It’s opportune to investigate his want for glory on the entire world stage, as the Blair era is coming to an end. In the heady days of 1997, his Foreign Secretary Robin Cook and both Tony Blair talked of an ethical foreign policy. It is a curious claim in that it presupposes that foreign policy could be customarily lacking in ethical principles.

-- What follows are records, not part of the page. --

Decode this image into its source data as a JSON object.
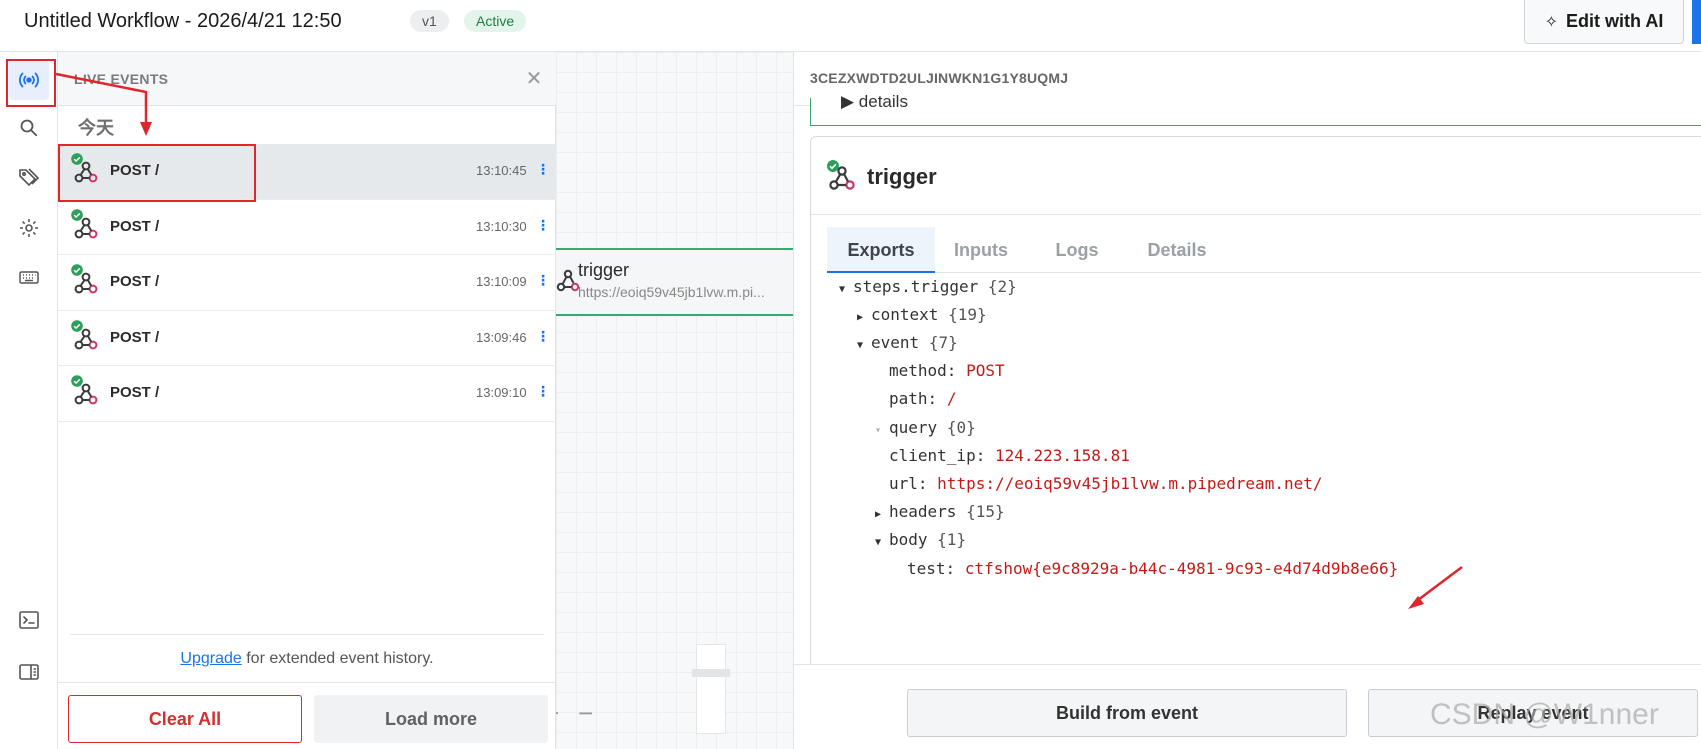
{
  "header": {
    "title": "Untitled Workflow - 2026/4/21 12:50",
    "version": "v1",
    "status": "Active",
    "edit_ai_label": "Edit with AI"
  },
  "rail": {
    "items": [
      "live-events",
      "search",
      "tags",
      "settings",
      "keyboard-shortcuts",
      "terminal",
      "sidebar-toggle"
    ]
  },
  "events_panel": {
    "title": "LIVE EVENTS",
    "day_label": "今天",
    "events": [
      {
        "name": "POST /",
        "time": "13:10:45",
        "selected": true
      },
      {
        "name": "POST /",
        "time": "13:10:30",
        "selected": false
      },
      {
        "name": "POST /",
        "time": "13:10:09",
        "selected": false
      },
      {
        "name": "POST /",
        "time": "13:09:46",
        "selected": false
      },
      {
        "name": "POST /",
        "time": "13:09:10",
        "selected": false
      }
    ],
    "upgrade_link": "Upgrade",
    "upgrade_text": " for extended event history.",
    "clear_all": "Clear All",
    "load_more": "Load more"
  },
  "canvas": {
    "node_title": "trigger",
    "node_url": "https://eoiq59v45jb1lvw.m.pi...",
    "zoom_in": "+",
    "zoom_out": "−"
  },
  "inspector": {
    "event_id": "3CEZXWDTD2ULJINWKN1G1Y8UQMJ",
    "prev_card_text": "details",
    "step_title": "trigger",
    "tabs": [
      "Exports",
      "Inputs",
      "Logs",
      "Details"
    ],
    "active_tab": "Exports",
    "tree": [
      {
        "indent": 0,
        "arrow": "open",
        "key": "steps.trigger",
        "count": "{2}"
      },
      {
        "indent": 1,
        "arrow": "closed",
        "key": "context",
        "count": "{19}"
      },
      {
        "indent": 1,
        "arrow": "open",
        "key": "event",
        "count": "{7}"
      },
      {
        "indent": 2,
        "arrow": "",
        "key": "method:",
        "value": "POST"
      },
      {
        "indent": 2,
        "arrow": "",
        "key": "path:",
        "value": "/"
      },
      {
        "indent": 2,
        "arrow": "empty",
        "key": "query",
        "count": "{0}"
      },
      {
        "indent": 2,
        "arrow": "",
        "key": "client_ip:",
        "value": "124.223.158.81"
      },
      {
        "indent": 2,
        "arrow": "",
        "key": "url:",
        "value": "https://eoiq59v45jb1lvw.m.pipedream.net/"
      },
      {
        "indent": 2,
        "arrow": "closed",
        "key": "headers",
        "count": "{15}"
      },
      {
        "indent": 2,
        "arrow": "open",
        "key": "body",
        "count": "{1}"
      },
      {
        "indent": 3,
        "arrow": "",
        "key": "test:",
        "value": "ctfshow{e9c8929a-b44c-4981-9c93-e4d74d9b8e66}"
      }
    ],
    "build_label": "Build from event",
    "replay_label": "Replay event"
  },
  "watermark": "CSDN @W1nner",
  "colors": {
    "accent": "#1a73e8",
    "success": "#3aa76d",
    "annotation_red": "#e0262c",
    "value_red": "#c41a16"
  }
}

The driving force for Tony Blair has seemingly been his personal convictions that are Christian, although he is unwilling to discuss openly with this issue. This really is perplexing as his buddy Sir Cliff Richard bears public witness to his Christian beliefs, and also the friends undoubtedly discuss this when Mr Blair loves the hospitality at his Caribbean mansion of Sir Cliff. There are reports which he chooses medieval Christian texts to read on vacation. What has possibly convinced Mr Blair to remain a cabinet Christian is the fact that the BBC has refused to play some of the records of Sir Cliff. He must live in fear of being portrayed as a Christian fanatic by the media, as Mr Blair wishes to epitomise laic and cool Britannia.
In the case of Iraq, not only has Mr Blair precipitated a disastrous war but his reason for war was based on flawed and bogus arguments. No evidence has been discovered of weapons of mass destruction nor of the presence of Al Qaeda in Iraq. For many commentators, these errors should have prompted Mr Blair to step down.
The Iranian seizure of British sailors in March 2007 definitely illustrates how Iraq has been mishandled by Mr Blair. He’s got repeatedly stated he WOn’t support any US action. The Iranian authorities who have now exploited this weakness that was sensed have noted this, and will utilize it to maximum effect. Mr Blair’s strong words about detention and the capture of British troops in Sierra Leone have been forgotten.
The enduring question concerning the Blair age is likely to be that of how he managed to stay in the light of calamitous foreign policy adventures and his belligerent.